TASK DIRECTIONS :: Below are some entries; report how many of their lines contain the word "Project", giving nothing besides the number.

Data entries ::
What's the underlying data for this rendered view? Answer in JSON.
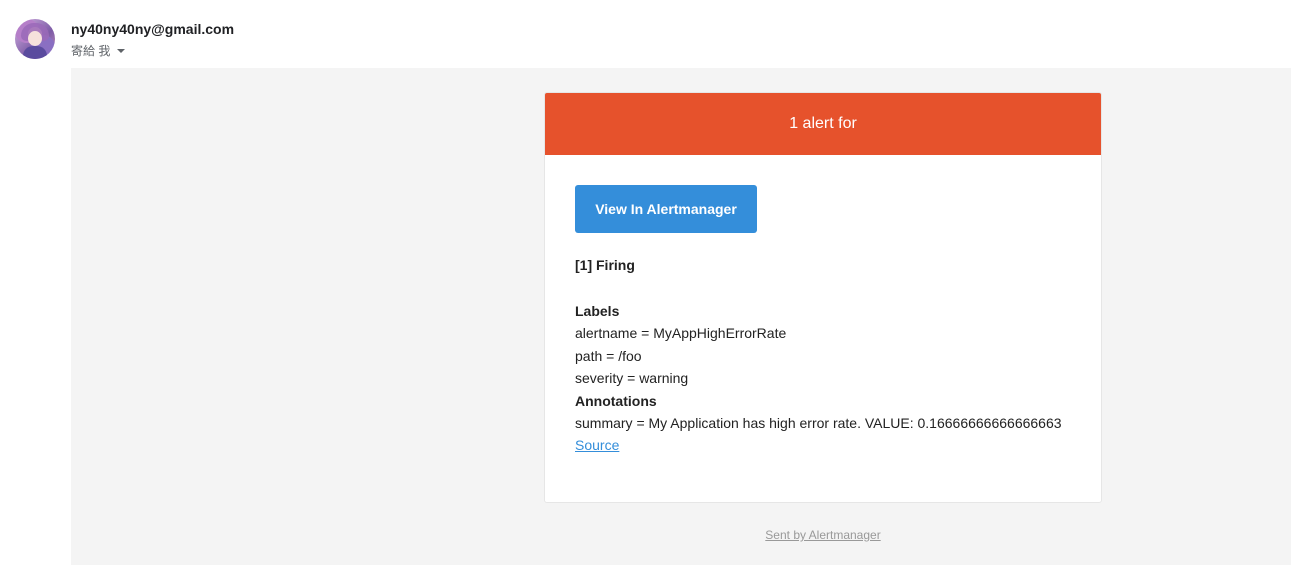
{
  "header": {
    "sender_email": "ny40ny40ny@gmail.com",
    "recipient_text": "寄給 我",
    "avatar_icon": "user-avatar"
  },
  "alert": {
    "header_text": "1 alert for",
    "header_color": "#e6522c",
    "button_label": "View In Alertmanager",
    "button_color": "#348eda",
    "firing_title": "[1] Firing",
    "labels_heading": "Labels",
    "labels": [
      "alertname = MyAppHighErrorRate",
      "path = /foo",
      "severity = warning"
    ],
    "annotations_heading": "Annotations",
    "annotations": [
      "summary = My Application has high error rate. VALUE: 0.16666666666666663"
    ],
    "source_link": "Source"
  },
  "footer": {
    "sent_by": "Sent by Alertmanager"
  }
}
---
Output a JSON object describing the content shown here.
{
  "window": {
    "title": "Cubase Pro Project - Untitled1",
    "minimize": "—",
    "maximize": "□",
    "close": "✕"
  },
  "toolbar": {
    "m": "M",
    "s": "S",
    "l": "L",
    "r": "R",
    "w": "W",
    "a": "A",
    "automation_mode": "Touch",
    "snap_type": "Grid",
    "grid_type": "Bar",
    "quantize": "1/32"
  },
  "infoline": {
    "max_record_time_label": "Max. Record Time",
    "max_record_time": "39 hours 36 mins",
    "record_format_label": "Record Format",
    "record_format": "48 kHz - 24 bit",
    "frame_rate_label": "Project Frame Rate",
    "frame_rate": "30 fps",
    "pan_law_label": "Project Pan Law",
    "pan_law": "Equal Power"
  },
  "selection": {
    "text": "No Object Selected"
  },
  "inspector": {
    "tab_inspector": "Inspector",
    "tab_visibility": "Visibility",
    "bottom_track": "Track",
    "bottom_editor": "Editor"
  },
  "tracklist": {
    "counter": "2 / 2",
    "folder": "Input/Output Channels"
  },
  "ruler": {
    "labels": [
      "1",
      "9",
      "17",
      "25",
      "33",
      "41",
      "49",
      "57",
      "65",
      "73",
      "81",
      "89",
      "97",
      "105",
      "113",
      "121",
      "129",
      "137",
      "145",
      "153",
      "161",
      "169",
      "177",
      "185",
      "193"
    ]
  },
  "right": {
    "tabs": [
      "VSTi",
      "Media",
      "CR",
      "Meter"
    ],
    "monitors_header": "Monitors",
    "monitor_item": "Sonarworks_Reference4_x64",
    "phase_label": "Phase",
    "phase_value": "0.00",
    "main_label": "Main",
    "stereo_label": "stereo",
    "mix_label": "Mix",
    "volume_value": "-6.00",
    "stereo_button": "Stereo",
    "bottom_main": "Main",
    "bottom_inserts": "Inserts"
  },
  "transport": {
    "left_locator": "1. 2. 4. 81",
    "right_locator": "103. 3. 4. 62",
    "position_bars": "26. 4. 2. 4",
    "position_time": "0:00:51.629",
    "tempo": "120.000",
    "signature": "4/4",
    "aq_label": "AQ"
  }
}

RESPONSE TO THIS TASK :: 3